Saturday, Mar. 24 marked the inaugural March For Our Lives rally in support of gun control. The march was orchestrated by the students of Marjory Stoneman Douglas High School in Parkland, Florida, which was recently the site of one of the deadliest school shootings in history, leaving 17 dead and 17 injured. In response to the shooting, The March for Our Lives movement has continually criticized the NRA and its policies, calling for an end to the sale of assault weapons.
Student leaders of the movement like Emma Gonzalez and David Hogg have become public figures in their own right; both teens have been featured on the cover of magazines like Time and boast almost two million followers on Twitter combined. Although the march and the accompanying movement was launched by Stoneman Douglas students and survivors of the shooting, the movement has reached a global audience.

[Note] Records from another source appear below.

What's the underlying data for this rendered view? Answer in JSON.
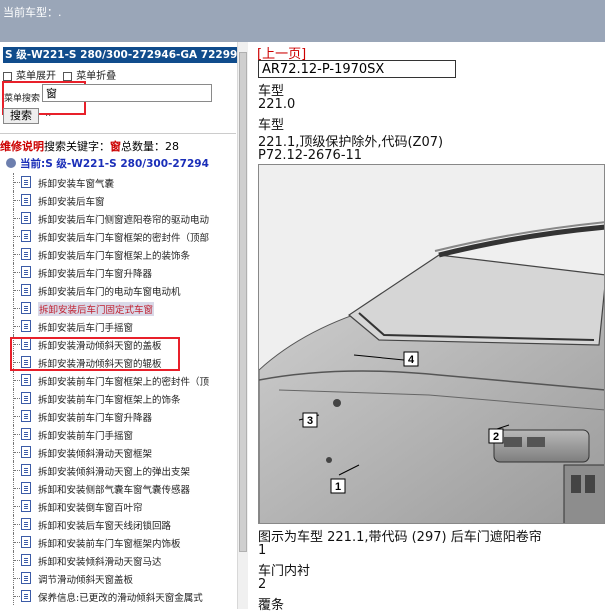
{
  "top": {
    "label": "当前车型：."
  },
  "left": {
    "header": "S 级-W221-S 280/300-272946-GA 72299",
    "menu_expand": "菜单展开",
    "menu_collapse": "菜单折叠",
    "search_label": "菜单搜索",
    "search_value": "窗",
    "search_button": "搜索",
    "search_extra": "..",
    "info_title": "维修说明",
    "info_keyword": "搜索关键字：",
    "info_keyword_value": "窗",
    "info_count_label": "总数量：",
    "info_count_value": "28",
    "root": "当前:S 级-W221-S 280/300-27294",
    "items": [
      "拆卸安装车窗气囊",
      "拆卸安装后车窗",
      "拆卸安装后车门侧窗遮阳卷帘的驱动电动",
      "拆卸安装后车门车窗框架的密封件（顶部",
      "拆卸安装后车门车窗框架上的装饰条",
      "拆卸安装后车门车窗升降器",
      "拆卸安装后车门的电动车窗电动机",
      "拆卸安装后车门固定式车窗",
      "拆卸安装后车门手摇窗",
      "拆卸安装滑动倾斜天窗的盖板",
      "拆卸安装滑动倾斜天窗的辊板",
      "拆卸安装前车门车窗框架上的密封件（顶",
      "拆卸安装前车门车窗框架上的饰条",
      "拆卸安装前车门车窗升降器",
      "拆卸安装前车门手摇窗",
      "拆卸安装倾斜滑动天窗框架",
      "拆卸安装倾斜滑动天窗上的弹出支架",
      "拆卸和安装侧部气囊车窗气囊传感器",
      "拆卸和安装倒车窗百叶帘",
      "拆卸和安装后车窗天线闭锁回路",
      "拆卸和安装前车门车窗框架内饰板",
      "拆卸和安装倾斜滑动天窗马达",
      "调节滑动倾斜天窗盖板",
      "保养信息:已更改的滑动倾斜天窗金属式"
    ],
    "selected_index": 7
  },
  "right": {
    "prev_link": "[上一页]",
    "doc_code": "AR72.12-P-1970SX",
    "lines": [
      "车型",
      "221.0",
      "车型",
      "221.1,顶级保护除外,代码(Z07)",
      "P72.12-2676-11"
    ],
    "callouts": [
      "1",
      "2",
      "3",
      "4"
    ],
    "caption": "图示为车型 221.1,带代码 (297) 后车门遮阳卷帘",
    "legend": [
      "1",
      "车门内衬",
      "2",
      "覆条"
    ]
  }
}
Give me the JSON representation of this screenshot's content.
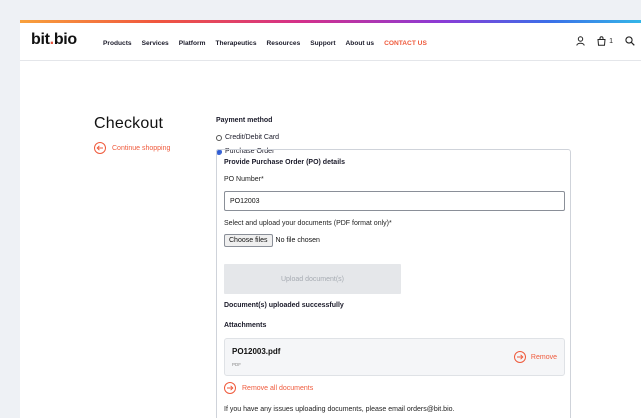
{
  "brand": {
    "logo_text": "bit.bio",
    "logo_part1": "bit",
    "logo_dot": ".",
    "logo_part2": "bio",
    "accent_color": "#ef5a3c"
  },
  "nav": {
    "links": [
      "Products",
      "Services",
      "Platform",
      "Therapeutics",
      "Resources",
      "Support",
      "About us"
    ],
    "contact_label": "CONTACT US",
    "cart_count": "1",
    "icons": [
      "user-icon",
      "cart-icon",
      "search-icon"
    ]
  },
  "checkout": {
    "title": "Checkout",
    "continue_label": "Continue shopping"
  },
  "payment": {
    "title": "Payment method",
    "options": [
      {
        "label": "Credit/Debit Card",
        "selected": false
      },
      {
        "label": "Purchase Order",
        "selected": true
      }
    ]
  },
  "po": {
    "heading": "Provide Purchase Order (PO) details",
    "number_label": "PO Number*",
    "number_value": "PO12003",
    "upload_hint": "Select and upload your documents (PDF format only)*",
    "choose_files_label": "Choose files",
    "no_file_label": "No file chosen",
    "upload_button_label": "Upload document(s)",
    "success_message": "Document(s) uploaded successfully",
    "attachments_title": "Attachments",
    "attachments": [
      {
        "name": "PO12003.pdf",
        "type": "PDF",
        "remove_label": "Remove"
      }
    ],
    "remove_all_label": "Remove all documents",
    "help_text": "If you have any issues uploading documents, please email orders@bit.bio."
  }
}
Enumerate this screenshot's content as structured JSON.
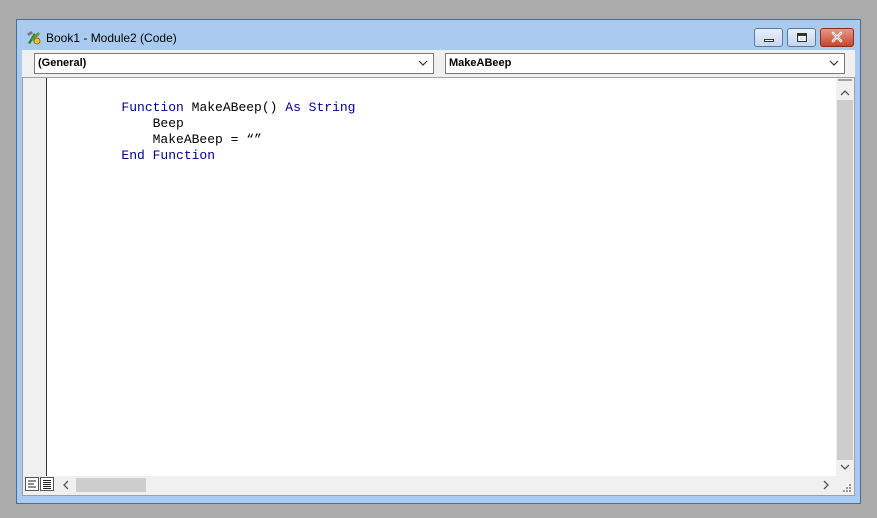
{
  "window": {
    "title": "Book1 - Module2 (Code)"
  },
  "toolbar": {
    "object_combo": {
      "selected": "(General)"
    },
    "procedure_combo": {
      "selected": "MakeABeep"
    }
  },
  "code": {
    "lines": [
      {
        "parts": [
          {
            "text": "Function",
            "kind": "keyword"
          },
          {
            "text": " MakeABeep() ",
            "kind": "plain"
          },
          {
            "text": "As String",
            "kind": "keyword"
          }
        ]
      },
      {
        "parts": [
          {
            "text": "    Beep",
            "kind": "plain"
          }
        ]
      },
      {
        "parts": [
          {
            "text": "    MakeABeep = “”",
            "kind": "plain"
          }
        ]
      },
      {
        "parts": [
          {
            "text": "End Function",
            "kind": "keyword"
          }
        ]
      }
    ]
  },
  "icons": {
    "app": "vba-module-icon",
    "minimize": "minimize-icon",
    "maximize": "maximize-icon",
    "close": "close-icon",
    "dropdown": "chevron-down-icon",
    "scroll_up": "chevron-up-icon",
    "scroll_down": "chevron-down-icon",
    "scroll_left": "chevron-left-icon",
    "scroll_right": "chevron-right-icon",
    "procedure_view": "procedure-view-icon",
    "full_module_view": "full-module-view-icon",
    "size_grip": "size-grip-icon"
  },
  "colors": {
    "keyword": "#00008b",
    "plain": "#000000",
    "frame": "#aacbf0",
    "desktop": "#ababab"
  }
}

According to CBS News, the march held in Washington on Saturday was attended by more than 200,000 people, and according to a poll published by the Washington Post, 10 percent of attendees were found to be 18 or younger. 70 percent of attendees were women, and 72 percent of attendees had a Bachelor’s degree or higher. In addition, 27 percent of the marchers said that they had never protested before.
Last Saturday, I attended the march held in my hometown. Before attending the march, I was skeptical about the ability of the march to cause significant, substantial change. I agreed with the message, but it was hard not to feel disheartened by the facts: the NRA has a huge amount of power and influence over lawmakers in Congress, and I was unsure if the movement could sustain momentum going forward.
On the day of the march, however, I was awestruck by the sheer amount of diversity that I saw. I was humbled and moved to see people of all ages, races, genders, and economic backgrounds marching together in support of a single common cause. I saw a girl who couldn’t have been older than six or seven being carried on her father’s shoulders, marching next to an elderly man and his wife, whose signs declared that they were marching for the sake of their grandchildren.
The broad-based appeal of March for Our Lives is one of the primary reasons why the movement has a very good chance of producing lasting social and political reform. Already, sponsors have pulled funding from the NRA and politicians formerly backed by the NRA have lost support from their constituents. But perhaps the most powerful motivator has come from the students themselves. Soon, a generation of young adults will be of age to vote out NRA-supported legislators and will also be able to run for office themselves on platforms dedicated to gun control.
At the march that I attended, there were voter registration booths set up at certain checkpoints along the march route, manned by adults as well as college students. At my high school, there were also planned events where underage high schoolers could pre-register to vote. Marches that place a heavy emphasis on registering voters have a long history of effectiveness.
In 2017, the first Women’s March took place in cities across the U.S. and the world in support of women’s issues and human rights issues. In 2018, the march was held for a second time and placed a special emphasis on registering female voters, who would elect female candidates that pushed female-oriented agendas.
Ahead of the 2018 Women’s March, the New York Times put together a list of marches in Washington that have shaped America. The list includes the 1932 Bonus Army March, during which over 20,000 World War I veterans marched to demand payment of bonuses previously guaranteed under a 1924 law. The march led to the passage of the landmark GI Bill, which allowed many U.S. veterans to pursue college degrees.
Another example of a particularly successful march was the 1987 Second National March on Washington for Lesbian and Gay Rights, where an estimated 200,000 people gathered to protest the stigma against AIDS patients, while also calling for an end to discrimination against homosexuals. Three years after the march, lawmakers in Washington signed into law the Ryan White CARE Act, which is still the largest federally funded program for people living with HIV and AIDS.
Legislative action is often gradual, so one of the greatest threats to the success of March for Our Lives is that it wouldn’t be able to sustain its original momentum long enough to enable real change to occur. Fortunately, it seems as if the organizers of this movement are laying the groundwork for their message to shape the mindset of a generation.